AIM OF THE EXERCISE: Number of lines below with the word "rest": state it and write nothing more.

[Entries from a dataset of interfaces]
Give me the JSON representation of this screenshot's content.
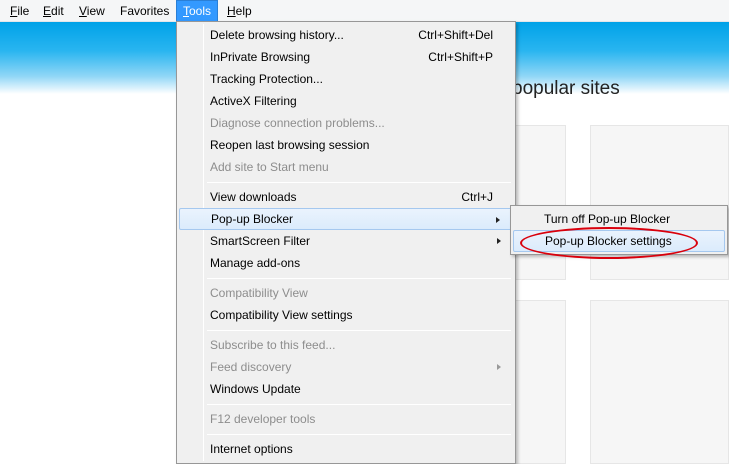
{
  "menubar": {
    "items": [
      {
        "label": "File",
        "key": "F",
        "rest": "ile"
      },
      {
        "label": "Edit",
        "key": "E",
        "rest": "dit"
      },
      {
        "label": "View",
        "key": "V",
        "rest": "iew"
      },
      {
        "label": "Favorites",
        "key": "",
        "rest": "Favorites"
      },
      {
        "label": "Tools",
        "key": "T",
        "rest": "ools"
      },
      {
        "label": "Help",
        "key": "H",
        "rest": "elp"
      }
    ]
  },
  "page": {
    "frequent_title": "popular sites"
  },
  "tools_menu": {
    "items": [
      {
        "label": "Delete browsing history...",
        "shortcut": "Ctrl+Shift+Del",
        "enabled": true
      },
      {
        "label": "InPrivate Browsing",
        "shortcut": "Ctrl+Shift+P",
        "enabled": true
      },
      {
        "label": "Tracking Protection...",
        "shortcut": "",
        "enabled": true
      },
      {
        "label": "ActiveX Filtering",
        "shortcut": "",
        "enabled": true
      },
      {
        "label": "Diagnose connection problems...",
        "shortcut": "",
        "enabled": false
      },
      {
        "label": "Reopen last browsing session",
        "shortcut": "",
        "enabled": true
      },
      {
        "label": "Add site to Start menu",
        "shortcut": "",
        "enabled": false
      },
      {
        "label": "View downloads",
        "shortcut": "Ctrl+J",
        "enabled": true
      },
      {
        "label": "Pop-up Blocker",
        "shortcut": "",
        "enabled": true,
        "submenu": true
      },
      {
        "label": "SmartScreen Filter",
        "shortcut": "",
        "enabled": true,
        "submenu": true
      },
      {
        "label": "Manage add-ons",
        "shortcut": "",
        "enabled": true
      },
      {
        "label": "Compatibility View",
        "shortcut": "",
        "enabled": false
      },
      {
        "label": "Compatibility View settings",
        "shortcut": "",
        "enabled": true
      },
      {
        "label": "Subscribe to this feed...",
        "shortcut": "",
        "enabled": false
      },
      {
        "label": "Feed discovery",
        "shortcut": "",
        "enabled": false,
        "submenu": true
      },
      {
        "label": "Windows Update",
        "shortcut": "",
        "enabled": true
      },
      {
        "label": "F12 developer tools",
        "shortcut": "",
        "enabled": false
      },
      {
        "label": "Internet options",
        "shortcut": "",
        "enabled": true
      }
    ]
  },
  "popup_submenu": {
    "items": [
      {
        "label": "Turn off Pop-up Blocker"
      },
      {
        "label": "Pop-up Blocker settings"
      }
    ]
  },
  "colors": {
    "menu_highlight": "#3399ff",
    "annotation": "#d9000c",
    "sky": "#00a2e8"
  }
}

EXPECTED ANSWER: 6